“Something very odd is going on in that field. Will you take a look at that? Really, it’s hardly decent!”, thinks the young heron, watching the goings-on across the lake.

“Looks fairly normal to me, just a tranquil horse munching some grass…”, thinks the photographer.

“Hang on a second, are those goats? Goats and horses, do they mix? Well it seems they do, and as it happens everyone seems to be getting on just fine”, concludes the photographer.

“Well, you said fine, but you know, boys will be boys, and goats will be goats”, says the horse. It seems that there is a bit of competition for the attentions of a certain lady goat.

“It wasn’t me!”, says one male goat.

“Wasn’t me either!”, says the other male goat.

“Err, that’s not what I saw”, says the young and slightly outraged heron.

“Seen it all before. No big deal”, says the horse. “Think I’ll eat some more grass”.

“Well, spring is in the air”, thinks the photographer. “Wait a minute, we’re in December, we haven’t even had Christmas yet…very strange times we are living through”.

In the forest on a Monday

The Sonian forest, south of Brussels, is Europe’s largest beech forest, and includes the remains of the ancient Silva Carbonaria or Charcoal Forest. Over the centuries, it has played many roles: hunting ground of the Hapsburg nobility, timber supply yard for Napoleon Bonaparte’s shipbuilding efforts as part of a planned invasion of England (he apparently felled 22,000 oak trees for that), retreat for monks and nuns whose chapels and monasteries still stand lonely among the trees, and once home to wolves and neolithic man. Today, it is protected by UNESCO as a world heritage site.

Sadly, there was no way my phone camera was going to catch the shades of russet, copper and tumeric of the last remaining leaves. Instead, I did get up close to some fungi, here on a fallen silver birch trunk (there are a few among the towering beeches).

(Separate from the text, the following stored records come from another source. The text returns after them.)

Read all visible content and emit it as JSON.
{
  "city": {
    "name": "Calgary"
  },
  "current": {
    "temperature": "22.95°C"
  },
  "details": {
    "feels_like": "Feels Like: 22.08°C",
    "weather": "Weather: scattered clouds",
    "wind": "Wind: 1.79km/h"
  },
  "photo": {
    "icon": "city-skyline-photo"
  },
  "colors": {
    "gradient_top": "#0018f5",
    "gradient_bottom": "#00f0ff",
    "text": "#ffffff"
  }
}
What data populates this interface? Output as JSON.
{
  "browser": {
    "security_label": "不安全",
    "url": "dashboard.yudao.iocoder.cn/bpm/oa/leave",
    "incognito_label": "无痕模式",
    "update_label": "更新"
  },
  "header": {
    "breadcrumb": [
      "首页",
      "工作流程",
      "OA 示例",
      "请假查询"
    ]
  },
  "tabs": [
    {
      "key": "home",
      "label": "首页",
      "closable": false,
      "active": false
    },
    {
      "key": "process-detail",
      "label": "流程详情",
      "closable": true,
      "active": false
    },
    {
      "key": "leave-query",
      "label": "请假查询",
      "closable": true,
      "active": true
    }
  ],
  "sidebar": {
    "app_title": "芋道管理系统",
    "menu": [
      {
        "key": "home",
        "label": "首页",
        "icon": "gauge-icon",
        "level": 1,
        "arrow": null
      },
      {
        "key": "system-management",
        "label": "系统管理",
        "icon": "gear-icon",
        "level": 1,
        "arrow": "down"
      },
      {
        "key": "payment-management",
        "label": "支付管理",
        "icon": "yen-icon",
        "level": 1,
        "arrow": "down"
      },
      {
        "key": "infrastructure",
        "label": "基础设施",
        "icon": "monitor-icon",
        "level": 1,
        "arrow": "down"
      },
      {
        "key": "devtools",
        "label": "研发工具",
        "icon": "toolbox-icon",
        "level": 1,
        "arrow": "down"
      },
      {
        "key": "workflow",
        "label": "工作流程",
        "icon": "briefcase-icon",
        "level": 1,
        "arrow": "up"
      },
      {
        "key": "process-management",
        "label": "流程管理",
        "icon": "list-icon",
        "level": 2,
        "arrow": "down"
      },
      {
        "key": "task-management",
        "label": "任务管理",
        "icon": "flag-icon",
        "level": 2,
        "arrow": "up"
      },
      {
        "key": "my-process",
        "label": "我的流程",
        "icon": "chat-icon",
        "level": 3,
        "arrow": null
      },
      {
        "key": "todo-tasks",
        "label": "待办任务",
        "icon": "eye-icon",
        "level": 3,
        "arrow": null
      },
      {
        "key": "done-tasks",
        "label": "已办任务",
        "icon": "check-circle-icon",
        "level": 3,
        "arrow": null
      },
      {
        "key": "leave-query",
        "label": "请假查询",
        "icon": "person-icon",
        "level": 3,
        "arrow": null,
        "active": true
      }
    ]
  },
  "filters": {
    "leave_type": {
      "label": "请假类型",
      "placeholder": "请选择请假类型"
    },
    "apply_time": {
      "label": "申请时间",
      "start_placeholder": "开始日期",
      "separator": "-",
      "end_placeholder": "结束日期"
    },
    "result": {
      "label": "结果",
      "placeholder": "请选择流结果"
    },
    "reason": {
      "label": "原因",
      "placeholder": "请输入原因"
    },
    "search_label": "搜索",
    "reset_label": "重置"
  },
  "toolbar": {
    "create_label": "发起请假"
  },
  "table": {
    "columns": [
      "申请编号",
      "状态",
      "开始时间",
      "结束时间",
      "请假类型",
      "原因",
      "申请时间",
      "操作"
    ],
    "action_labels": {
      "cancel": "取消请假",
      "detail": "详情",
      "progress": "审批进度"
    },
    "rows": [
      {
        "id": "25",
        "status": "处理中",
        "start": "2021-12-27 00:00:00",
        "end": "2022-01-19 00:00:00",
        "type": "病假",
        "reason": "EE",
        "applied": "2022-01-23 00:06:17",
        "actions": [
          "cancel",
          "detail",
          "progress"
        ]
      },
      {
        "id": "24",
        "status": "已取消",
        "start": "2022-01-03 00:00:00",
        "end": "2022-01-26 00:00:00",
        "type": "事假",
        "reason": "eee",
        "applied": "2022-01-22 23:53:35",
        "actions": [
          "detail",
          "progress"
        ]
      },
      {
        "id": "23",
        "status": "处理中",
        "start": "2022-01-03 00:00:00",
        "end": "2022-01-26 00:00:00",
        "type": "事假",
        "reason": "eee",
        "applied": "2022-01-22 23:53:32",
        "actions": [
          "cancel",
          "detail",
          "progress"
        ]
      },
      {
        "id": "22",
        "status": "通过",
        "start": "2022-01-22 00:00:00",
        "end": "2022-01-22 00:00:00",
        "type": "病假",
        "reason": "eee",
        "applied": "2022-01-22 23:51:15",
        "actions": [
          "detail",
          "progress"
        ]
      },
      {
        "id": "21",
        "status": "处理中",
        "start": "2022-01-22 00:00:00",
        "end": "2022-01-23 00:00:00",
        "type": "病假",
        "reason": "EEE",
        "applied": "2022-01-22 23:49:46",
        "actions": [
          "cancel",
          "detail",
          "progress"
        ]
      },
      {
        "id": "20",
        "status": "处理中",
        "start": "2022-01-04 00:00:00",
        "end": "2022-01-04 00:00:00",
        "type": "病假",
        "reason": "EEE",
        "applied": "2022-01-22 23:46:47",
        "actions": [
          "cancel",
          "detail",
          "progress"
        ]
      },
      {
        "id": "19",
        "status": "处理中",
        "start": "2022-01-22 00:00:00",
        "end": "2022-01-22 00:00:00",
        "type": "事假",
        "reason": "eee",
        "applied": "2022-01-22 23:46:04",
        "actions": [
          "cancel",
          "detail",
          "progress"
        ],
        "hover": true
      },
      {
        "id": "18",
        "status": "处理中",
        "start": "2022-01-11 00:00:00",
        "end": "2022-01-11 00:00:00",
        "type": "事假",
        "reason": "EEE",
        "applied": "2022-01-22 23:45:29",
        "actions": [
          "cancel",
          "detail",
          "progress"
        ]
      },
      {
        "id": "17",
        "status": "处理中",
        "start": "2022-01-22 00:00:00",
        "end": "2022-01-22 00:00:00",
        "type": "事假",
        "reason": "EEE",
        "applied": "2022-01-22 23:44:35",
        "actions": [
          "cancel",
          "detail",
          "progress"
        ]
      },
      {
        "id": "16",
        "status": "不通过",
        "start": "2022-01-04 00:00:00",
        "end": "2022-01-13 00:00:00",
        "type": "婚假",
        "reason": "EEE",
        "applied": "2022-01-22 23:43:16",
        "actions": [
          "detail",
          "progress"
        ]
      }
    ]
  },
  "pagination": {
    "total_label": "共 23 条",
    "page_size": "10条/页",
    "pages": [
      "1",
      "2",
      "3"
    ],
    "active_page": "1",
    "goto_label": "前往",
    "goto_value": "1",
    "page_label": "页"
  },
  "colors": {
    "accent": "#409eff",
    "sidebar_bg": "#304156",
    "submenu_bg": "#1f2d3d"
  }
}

Further along, I came across some more weird and wonderful fungi, this time on an upright but dead beech, marked for felling by the forestry workers.

The image above reminded me very much of a Smurf’s hat, appropriate for Belgium, where the surreal blue comic book characters were invented. They are called ‘Les Schtroumpfs’ in French. I can easily imagine them schtroumpfing around the forest when nobody is looking.

Today’s outing has made me once again crave a proper camera to better capture this ancient forest that I am lucky enough to have almost on my doorstep. With all this fungi around, I must also get hold of the recently published book ‘Entangled Life: How Fungi Make Our Worlds, Change Our Minds and Shape Our Futures’ by Merlin Sheldrake. Sounds interesting!